Directions:
For each line below that holds the string "username", add one to a tally; report that tally alone.

Supplied material:
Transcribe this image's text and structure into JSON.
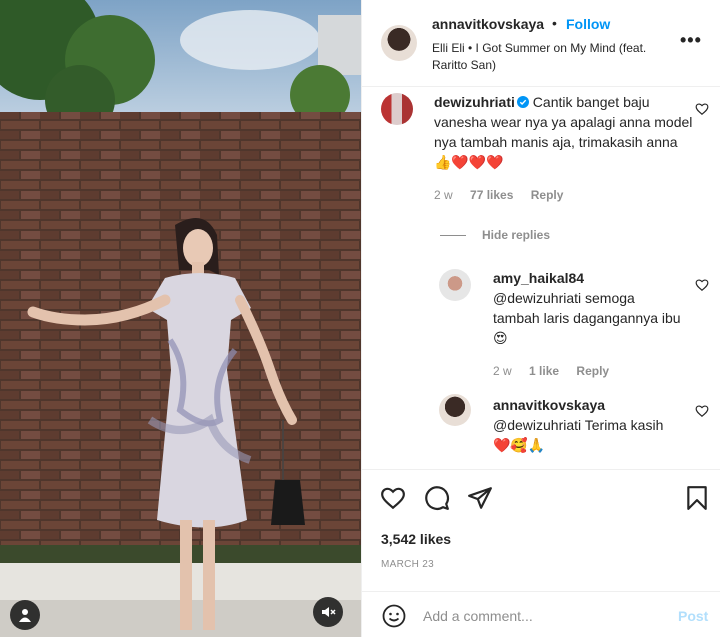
{
  "post": {
    "username": "annavitkovskaya",
    "separator": "•",
    "follow_label": "Follow",
    "audio": "Elli Eli • I Got Summer on My Mind (feat. Raritto San)",
    "more_label": "•••"
  },
  "comments": [
    {
      "username": "dewizuhriati",
      "verified": true,
      "text": "Cantik banget baju vanesha wear nya ya apalagi anna model nya tambah manis aja, trimakasih anna",
      "emojis": "👍❤️❤️❤️",
      "age": "2 w",
      "likes": "77 likes",
      "reply_label": "Reply"
    }
  ],
  "hide_replies_label": "Hide replies",
  "replies": [
    {
      "username": "amy_haikal84",
      "text": "@dewizuhriati semoga tambah laris dagangannya ibu",
      "emojis": "😍",
      "age": "2 w",
      "likes": "1 like",
      "reply_label": "Reply"
    },
    {
      "username": "annavitkovskaya",
      "text": "@dewizuhriati Terima kasih",
      "emojis": "❤️🥰🙏",
      "age": "",
      "likes": "",
      "reply_label": ""
    }
  ],
  "stats": {
    "likes": "3,542 likes",
    "date": "MARCH 23"
  },
  "composer": {
    "placeholder": "Add a comment...",
    "post_label": "Post"
  },
  "icons": {
    "like": "heart-icon",
    "comment": "comment-icon",
    "share": "paper-plane-icon",
    "save": "bookmark-icon",
    "emoji": "smiley-icon",
    "mute": "speaker-muted-icon",
    "tag": "user-tag-icon"
  },
  "colors": {
    "link": "#0095f6",
    "muted": "#8e8e8e",
    "post_disabled": "#b2dffc",
    "heart": "#e0182b"
  }
}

Task response:
4